World Autism Awareness Day takes place every year on April 2nd. The aim of the day is to spread awareness about a neurological disorder called autism. The resolution for World Awareness Day was adopted by the UN in December 2007, and since then countries across the globe have been highlighting the importance of understanding autism.
Did you know that according to the National Autistic Society, Autism is the world’s third most common development disorder? One in every 100 people suffers from autism in the UK and around one in every 68 children in America, but those figures are nothing compared to India: close to 15 million people suffer from autism at present. It’s when we realize that so many people suffer from autism across the world that days like World Autism Awareness Day become so important.

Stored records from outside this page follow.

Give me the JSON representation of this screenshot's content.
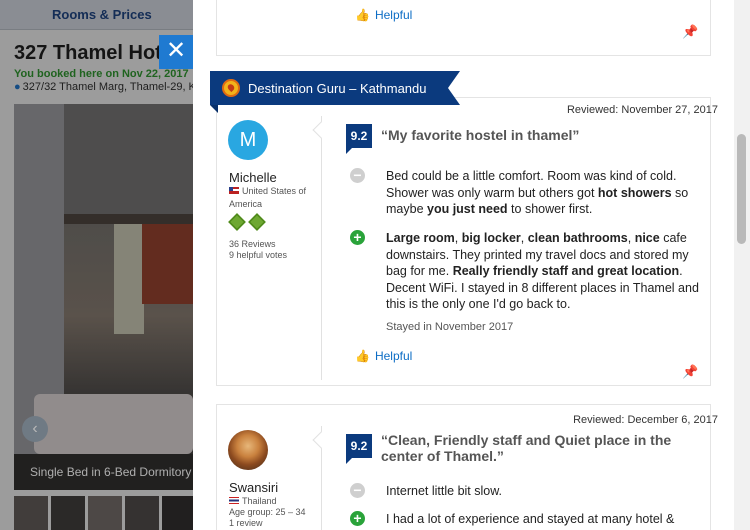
{
  "background": {
    "tab_label": "Rooms & Prices",
    "hotel_title": "327 Thamel Hot",
    "booked_note": "You booked here on Nov 22, 2017",
    "address": "327/32 Thamel Marg, Thamel-29, K",
    "photo_caption": "Single Bed in 6-Bed Dormitory",
    "prev_arrow": "‹"
  },
  "close_label": "✕",
  "previous_review": {
    "helpful_label": "Helpful"
  },
  "guru_banner": {
    "label": "Destination Guru – Kathmandu"
  },
  "reviews": [
    {
      "reviewed_date": "Reviewed: November 27, 2017",
      "avatar_initial": "M",
      "name": "Michelle",
      "country": "United States of America",
      "review_count": "36 Reviews",
      "helpful_votes": "9 helpful votes",
      "score": "9.2",
      "title": "“My favorite hostel in thamel”",
      "negative": {
        "parts": [
          {
            "text": "Bed could be a little comfort. Room was kind of cold. Shower was only warm but others got ",
            "bold": false
          },
          {
            "text": "hot showers",
            "bold": true
          },
          {
            "text": " so maybe ",
            "bold": false
          },
          {
            "text": "you just need",
            "bold": true
          },
          {
            "text": " to shower first.",
            "bold": false
          }
        ]
      },
      "positive": {
        "parts": [
          {
            "text": "Large room",
            "bold": true
          },
          {
            "text": ", ",
            "bold": false
          },
          {
            "text": "big locker",
            "bold": true
          },
          {
            "text": ", ",
            "bold": false
          },
          {
            "text": "clean bathrooms",
            "bold": true
          },
          {
            "text": ", ",
            "bold": false
          },
          {
            "text": "nice",
            "bold": true
          },
          {
            "text": " cafe downstairs. They printed my travel docs and stored my bag for me. ",
            "bold": false
          },
          {
            "text": "Really friendly staff and great location",
            "bold": true
          },
          {
            "text": ". Decent WiFi. I stayed in 8 different places in Thamel and this is the only one I'd go back to.",
            "bold": false
          }
        ]
      },
      "stayed": "Stayed in November 2017",
      "helpful_label": "Helpful"
    },
    {
      "reviewed_date": "Reviewed: December 6, 2017",
      "name": "Swansiri",
      "country": "Thailand",
      "age_group": "Age group: 25 – 34",
      "review_count": "1 review",
      "score": "9.2",
      "title": "“Clean, Friendly staff and Quiet place in the center of Thamel.”",
      "negative": "Internet little bit slow.",
      "positive": "I had a lot of experience and stayed at many hotel &"
    }
  ],
  "icons": {
    "thumb": "👍",
    "pin": "📌",
    "minus": "−",
    "plus": "+"
  },
  "colors": {
    "brand_blue": "#0b3a7e",
    "link_blue": "#0d6dc5",
    "positive_green": "#2aa33a",
    "negative_grey": "#cfcfcf",
    "avatar_blue": "#29a7e1"
  }
}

What is autism?
Autism Speaks describes autism spectrum disorder (ASD) and autism as “a group of complex disorders of brain development. These disorders are characterized, in varying degrees, by difficulties in social interaction, verbal and nonverbal communication and repetitive behaviors. With the May 2013 publication of the DSM-5 diagnostic manual, all autism disorders were merged into one umbrella diagnosis of ASD. Previously, they were recognized as distinct subtypes, including autistic disorder, childhood disintegrative disorder, pervasive developmental disorder-not otherwise specified (PDD-NOS) and Asperger syndrome.
ASD can be associated with intellectual disability, difficulties in motor coordination and attention and physical health issues such as sleep and gastrointestinal disturbances. Some persons with ASD excel in visual skills, music, math and art.”
The most obvious signs of autism tend to emerge between two and three years of ages, highlighting that autism has roots in early brain development.
When we first started researching and trying to understand autism, one of the most important things that we discovered is the fact that every autistic person is different and they have their own idiosyncratic characteristics.
This means that a child’s senses and development of skills are not in sync, this may lead to a situation where a child may have developed cognitive skills while language, social or motor skills may lag behind, for example. Some children become sensitive to noise, light or smell while others may find social interaction challenging. These are some of the not-so-subtle signs that all parents needs to look out for.
People with autism often suffer from restricted behaviour and establish an affinity towards routine and find it difficult to accept change.
An autistic child may show signs of finding it difficult to make sense of the world around them and communicating their feelings. This includes establishing relationships with people, being able to express themselves, understanding metaphors or associating symbols with language.
We have briefly described autism and some of the systems to look out for, so it’s definitely worth doing your research to find out more. Even if you don’t know anyone who suffers from autism, spreading the word about the disorder can only better our communities.